This series aims to point out the existing dialogues between art and space, intended as architectonical or geographical.
The topic will be developed from three different perspectives: an historical approach through theories and past displays; a research paper in relation to spaces in London; and some reviews of current exhibitions characterised by a curatorial awareness of the space or by artists working with the concept of space as a material.
Curate the space.
Re-settle an Institution.
Challenge the visitors.
That is what the Argentinian Adrian Villar Rojas did for the current exhibition at Fondazione Sandretto, in Turin.
Approaching the building…
White. So white.
Material. Really material.
The silvery main façade results unusually bright and clean.
Claudio Silvestrin, the architect, must have done a good job.
Never thought about that before.
At the entrance…
Is the Foundation open?
It’s dark here.
It’s cold here.
Where is the info point which usually welcomes people?
Where has the bookshop gone?
What is the exhibition about?
There is one, right? I must have read something about it.
A white wall is covering the info point.
Two of the staff are hiding beside that, with their jackets and a stove to survive the coldness of December. They say to me that I am not wrong: Adrian Villar Rojas is actually exhibiting.
A last gaze to the absent bookshop…
(What a shame, I love to stop there usually. Even though it is a bit too much self-referential… just books published by the Foundation there).
I start to distinguish something instead…
Yes. There are objects.
Shoes. Jackets. One iPod. Some technology.
Those are spread here and there, in the bookshop area, at the entrance and in the walkway that usually introduce the exhibition rooms.
No labels, nor information about the exhibition.
The first room…
Dark. Cold. Silent.
Just present with its walls.
The second room…
A huge one.
Never seen it before… usually it is divided into a few spaces with walls.
And there, the surprise:
Huge rocks form Turkey and plenty of organic or inorganic objects.
A site-specific installation.
Sense of time.
The few visitors walking there complete the image: they are the survivors.
The only light is the one coming from the outside, so the perception changes according to the visiting hour. I went late in the afternoon and I was able to glimpse dead animals, fruits, coins, clothes and so forth.
If you ask questions to the staff, they answer turning back it to you.
“Can I have some information about the artist?”
“Yes, What do you know about him?”
And this is exactly what Adrian Villar Rojas wanted.
He cleaned the façade.
He expunged and changed Fondazione Sandretto’s identity.
He conditioned the staff working there.
He challenged the visitors, which are asked merely to discover with no external guides.

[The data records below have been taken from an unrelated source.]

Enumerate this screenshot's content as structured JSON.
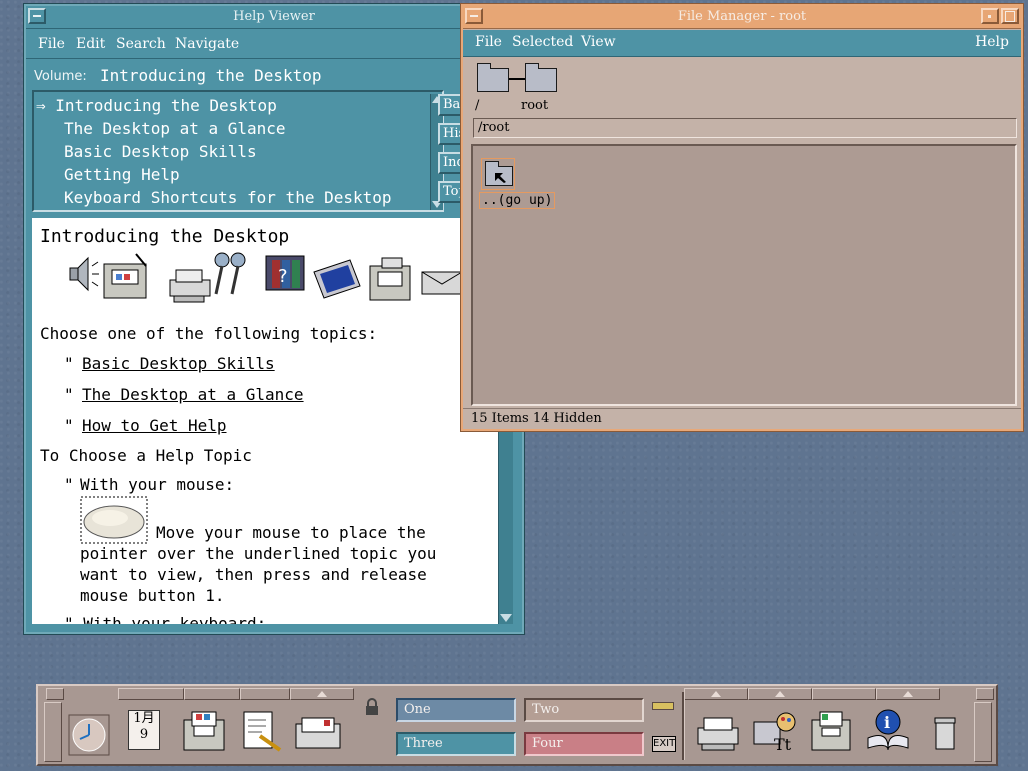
{
  "help_viewer": {
    "title": "Help Viewer",
    "menu": [
      "File",
      "Edit",
      "Search",
      "Navigate"
    ],
    "volume_label": "Volume:",
    "volume_value": "Introducing the Desktop",
    "toc": [
      "⇒ Introducing the Desktop",
      "The Desktop at a Glance",
      "Basic Desktop Skills",
      "Getting Help",
      "Keyboard Shortcuts for the Desktop"
    ],
    "side_buttons": [
      "Back",
      "History",
      "Index",
      "Top Level"
    ],
    "content": {
      "title": "Introducing the Desktop",
      "choose_text": "Choose one of the following topics:",
      "links": [
        "Basic Desktop Skills",
        "The Desktop at a Glance",
        "How to Get Help"
      ],
      "bullet": "\"",
      "section_title": "To Choose a Help Topic",
      "with_mouse": "With your mouse:",
      "instruction_lines": [
        "Move your mouse to place the",
        "pointer over the underlined topic you",
        "want to view, then press and release",
        "mouse button 1."
      ],
      "cutoff_line": "\" With your keyboard:"
    }
  },
  "file_manager": {
    "title": "File Manager - root",
    "menu": [
      "File",
      "Selected",
      "View"
    ],
    "help_menu": "Help",
    "path_root": "/",
    "path_folder": "root",
    "path_field": "/root",
    "go_up_label": "..(go up)",
    "status": "15 Items 14 Hidden"
  },
  "front_panel": {
    "calendar_month": "1月",
    "calendar_day": "9",
    "workspaces": [
      "One",
      "Two",
      "Three",
      "Four"
    ],
    "exit_label": "EXIT"
  }
}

After years in which the Institutional critique took place, isn’t that a real rinascimento (re-born) for the artistic presence in an institution? Isn’t it a way to deal with space? Great, just great.
Rinascimento, Adrian Villar Rojas, Fondazione Sandretto Re Rebaudengo, Turin, 4th November 2015 – 28th February 2016.
Caterina Avataneo (Turin, 1989) is an Italian architect and curator based in London. She is now attending the MA Curating Contemporary at London Met and Whitechapel Gallery.
Her past experiences include: Between Crinkles curated exhibition, Turin (IT); Norma Mangione Gallery, Turin (IT); Paratissima, Turin (IT); Hat Gallery, Valencia (ES); Fondazione Sandretto Re Rebaudengo, Turin (IT).